Article written by Ron Shulman
What is “Platonic Parenting”?
The concept of “platonic parenting” is a simple, yet novel, one: It involves two people, who are not in a romantic relationship, committing to serve as the co-parents of a child. The child might be the existing biological offspring of one of the parents, or may be a child jointly adopted by both of them. Or, the child may have been conceived through assisted reproductive technologies.
Although platonic parenting has been somewhat uncommon in the past, it appears that more parents are seeking this arrangement now. There are even websites – much like those for online dating – designed to help people who are interested in this unique form of shared parenting find each other, and to provide a space where they can give advice and get support.
Shared platonic parenting might appeal to individuals who are still in what are considered “child-rearing years”, but who have put off dating and relationships in order to focus on their careers. Having themselves been raised in an era where pre-conceived notions of “family” are readily cast aside, they may now see a platonic parenting arrangement as a chance to start a family without having to find a suitable romantic / sexual partner.
Platonic parenting can also be a solution for married couples who are divorcing, but who have children together and want to continue to live amicably and platonically under the same roof while raising their family.
Indeed – and especially when viewed from the perspective of wanting to provide children with a loving, two-parent home – there are many other situations that can make this kind of parenting arrangement attractive and viable for those who can maturely embrace a new approach to the concept of “family”.
What Do Platonic Parents Need to Do?
Because it is still somewhat uncharted territory, those contemplating this kind of arrangement must take extra care to delineate their mutual expectations and obligations to their child, and to each other.
This involves creating a Parenting Agreement, that sets out the details of all aspects and logistics around parenting and family life, including:
- Housing arrangements (which may remain separate for co-parents), and responsibility for child-related costs;
- Other shared expenses and financial obligations, and how they are to be dealt with;
- Allocation of time that the child spends separately with each parent;
- Agreed approaches to parenting philosophies, discipline, the child’s responsibility for chores, etc.;
- Decision-making around the child’s education, involvement in sports, and extracurricular activities;
- Religious instruction, traditions around family events and holidays, etc.; and
- Relationships with extended family members.
Perhaps most importantly, the intended platonic parents must also reflect on problem-solving, by agreeing on how unforeseen issues and disputes are ideally going to be resolved between them. As with traditional parenting involving couples who are also romantic partners, communication is essential.
Is Platonic Parenting a Canadian Trend?
Although its role as one of several non-conventional parenting options is likely to increase in the future, platonic parenting is relatively new in Canada. However, this kind of arrangement got an explicit stamp-of-approval in one recent Ontario court decision called S.M. (Re), where the court was asked to consider a joint adoption application from two women who were good friends and lived together, but who were not spouses of each other.

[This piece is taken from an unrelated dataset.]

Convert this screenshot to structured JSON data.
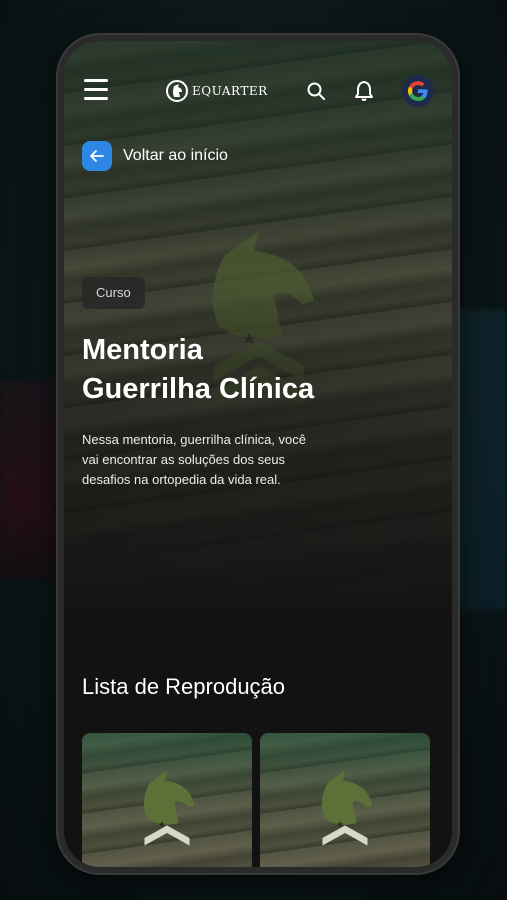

Jointly, the women wanted to formally adopt their 3-year-old foster child, who had been declared a Crown ward a few days after birth, and had been living with them ever since. The problem was that the governing adoption legislation for Crown wards states that only two individuals “who are spouses of one another” can apply. While the partners did not have to be married, the definition made it clear that the two people were required to be living in a “conjugal relationship”.
Since they were just friends and not spouses, this wording disqualified the women from adopting the child. Claiming this purported to differentiate based on their (non) marital status, the women claimed the spousal requirement was discriminatory under the Charter of Rights and Freedoms. They asked the court to strike the requirement down as being unconstitutional.
The court agreed to do so, noting that the purpose of and policy behind the adoption legislation was to promote – not discourage – the adoption of children who were Crown wards. In the court’s view, the spousal status requirement was not only unnecessary and discriminatory, but actually served to limit the pool of potential adoptive parents, which was the exact opposite of what the legislation was intended to do.
The court decided to “read down” the offending legislative provision, by declaring that the words “who are spouses of one another” are of no legal force and effect.
The Bottom Line
Platonic parenting might be new on the scene in Ontario, but it’s likely here to stay. If you and a potential partner in a non-romantic parenting arrangement need advice on some of the things to consider, a family lawyer will be happy to provide guidance.